Sheikh Shady believes the protests are from a “tiny minority” driven by “negative media.”
“(The community protests) are from racism and bigotry. Some people have hatred towards Islam (and) the Australian Defence League has been inflaming the situation,” he said, adding that the protesters “were a threat to Australian society.”
“No action has been undertaken against this group of people and that’s what frustrates us as a community,” he said.
The protests are unfair and his community wants to be “good neighbours,” Sheikh Shady said, and planned to allow the adjacent Chinese Christian church to use their car park on Sundays.
Minority backlash in Penrith
Meanwhile, protesters draped in Australian flags outside a meeting at Penrith City Council clashed with anti-fascist protesters, as councillors voted eight to five in favour of a development application for a community centre at Kemps Creek, submitted by the Muhammadi Welfare Association.
Abbas Raza Alvi, secretary of the Muhammadi Welfare Association, said many of the protesters came from outside the Penrith area and were a “highly racist group who were holding up placards and chanting slogans that ‘Muslims aren’t welcome here’.”
During the protests, Detective Inspector Grant Healy of NSW Police had to speak to the crowd and call for calm.
Abbas Raza Alvi said, “Australia is our home. We migrated here and we like it here. My children are working here... We need to do everything we can to create peace and harmony. People putting up signs saying, ‘Muslims are not welcome here’ shouldn’t be in Australia.”
“We are on the land of the indigenous people.”
The Shia Muslim organisation had raised $950,000 in funds to buy the property on Elizabeth Road, Kemps Creek - up the road from a Sikh gurdwara - in 2013.
They have since raised another $1million for what could be a five-year construction process for a 640 sq m, two-storey complex, which was modified to comply with the council’s development control plan. It will have a two basketball courts, a badminton court, a swimming pool, a storage shed and landscaped gardens.

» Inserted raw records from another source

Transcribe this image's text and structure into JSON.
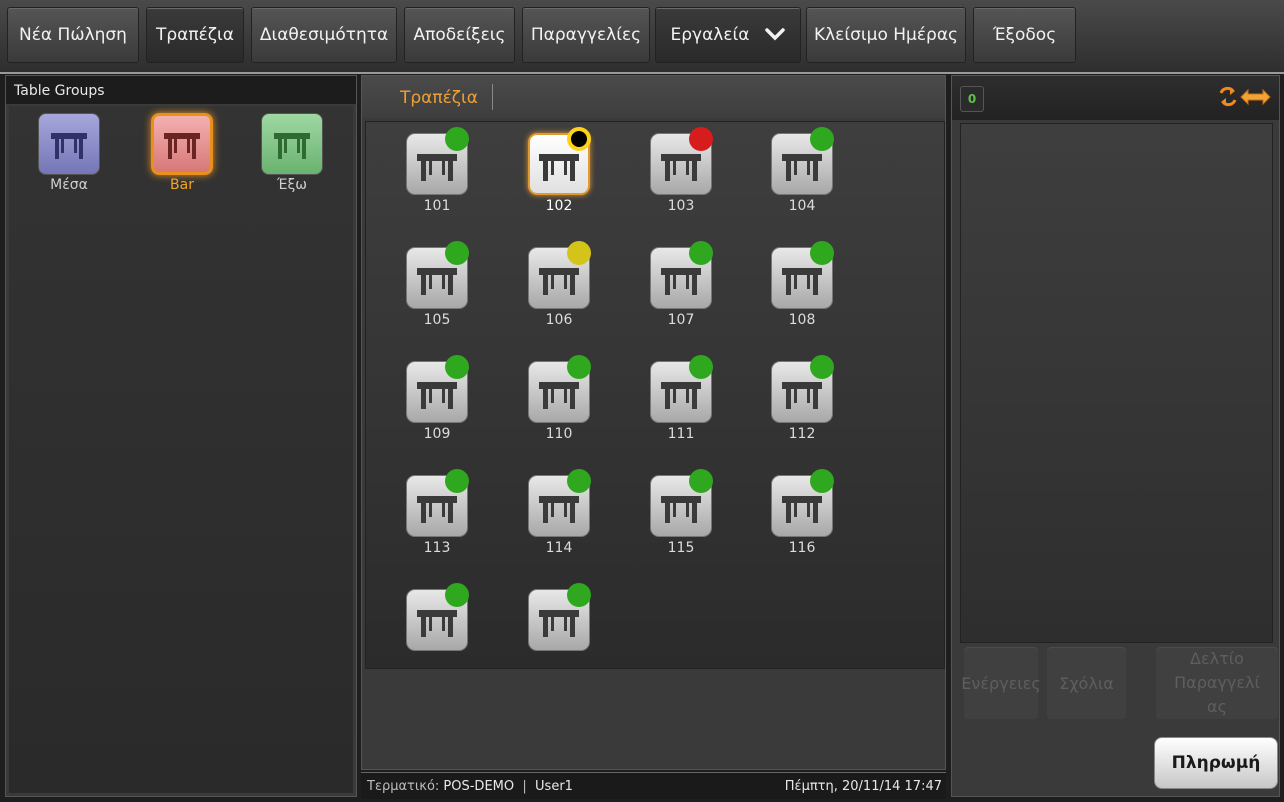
{
  "topnav": [
    {
      "label": "Νέα Πώληση"
    },
    {
      "label": "Τραπέζια"
    },
    {
      "label": "Διαθεσιμότητα"
    },
    {
      "label": "Αποδείξεις"
    },
    {
      "label": "Παραγγελίες"
    },
    {
      "label": "Εργαλεία"
    },
    {
      "label": "Κλείσιμο Ημέρας"
    },
    {
      "label": "Έξοδος"
    }
  ],
  "groups_panel": {
    "title": "Table Groups",
    "groups": [
      {
        "label": "Μέσα",
        "color": "#8d8ec8",
        "dark": "#2f3168",
        "selected": false
      },
      {
        "label": "Bar",
        "color": "#e99898",
        "dark": "#6b2424",
        "selected": true
      },
      {
        "label": "Έξω",
        "color": "#86c88a",
        "dark": "#2f6a33",
        "selected": false
      }
    ]
  },
  "tables_panel": {
    "tab_label": "Τραπέζια",
    "tables": [
      {
        "number": "101",
        "status_color": "#2fa81f",
        "selected": false
      },
      {
        "number": "102",
        "status_color": "#ffd21a",
        "selected": true
      },
      {
        "number": "103",
        "status_color": "#d61c1c",
        "selected": false
      },
      {
        "number": "104",
        "status_color": "#2fa81f",
        "selected": false
      },
      {
        "number": "105",
        "status_color": "#2fa81f",
        "selected": false
      },
      {
        "number": "106",
        "status_color": "#d4c41a",
        "selected": false
      },
      {
        "number": "107",
        "status_color": "#2fa81f",
        "selected": false
      },
      {
        "number": "108",
        "status_color": "#2fa81f",
        "selected": false
      },
      {
        "number": "109",
        "status_color": "#2fa81f",
        "selected": false
      },
      {
        "number": "110",
        "status_color": "#2fa81f",
        "selected": false
      },
      {
        "number": "111",
        "status_color": "#2fa81f",
        "selected": false
      },
      {
        "number": "112",
        "status_color": "#2fa81f",
        "selected": false
      },
      {
        "number": "113",
        "status_color": "#2fa81f",
        "selected": false
      },
      {
        "number": "114",
        "status_color": "#2fa81f",
        "selected": false
      },
      {
        "number": "115",
        "status_color": "#2fa81f",
        "selected": false
      },
      {
        "number": "116",
        "status_color": "#2fa81f",
        "selected": false
      },
      {
        "number": "",
        "status_color": "#2fa81f",
        "selected": false
      },
      {
        "number": "",
        "status_color": "#2fa81f",
        "selected": false
      }
    ]
  },
  "statusbar": {
    "terminal_label": "Τερματικό:",
    "terminal_value": "POS-DEMO",
    "separator": "|",
    "user": "User1",
    "datetime": "Πέμπτη, 20/11/14 17:47"
  },
  "order_panel": {
    "item_count": "0",
    "swap_icon": "swap-arrows-icon",
    "actions_label": "Ενέργειες",
    "comments_label": "Σχόλια",
    "order_slip_label": "Δελτίο Παραγγελί ας",
    "payment_label": "Πληρωμή"
  }
}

“Our ladies have sold their jewellery (and) our children have given a dollar a day from their pockets (to raise funds),” Abbas Raza Alvi said.
The organisation comprises mainly of Australian-Pakistanis and Australian-Indians, as well as Australians from Bangladesh, East Africa and Hazara migrants from Afghanistan. They view the Penrith area as central to its population that live in Liverpool, Campbelltown, Bankstown and Auburn. The organisation already owns a mosque in Granville.
Abbas Raza Alvi, who is also on the board of the Ethnic Communities Council and Australia-India Chamber of Commerce, said he wants to “promote peace and harmony” and “the centre (will be) open for everyone.”
He has invited schools in the area use the centre's sporting facilities free of charge.
Residents group files in court
Meanwhile in Bendigo, a group of 14 residents led by local woman Julie Hoskins and represented by Robert Balzola have objected before VCAT that the approval of the Australian Islamic Mission’s proposed mosque be revoked, citing traffic, environmental and safety concerns.
Correspondence submitted by residents to Bendigo Council and read out before the tribunal included safety concerns about the impacts of Sharia and that “Islam hates Christians.”
VCAT president, justice Greg Garde, adjourned the case until February 23, 2015, when the hearing continues.
Minority groups are protesting developments by Muslim organisations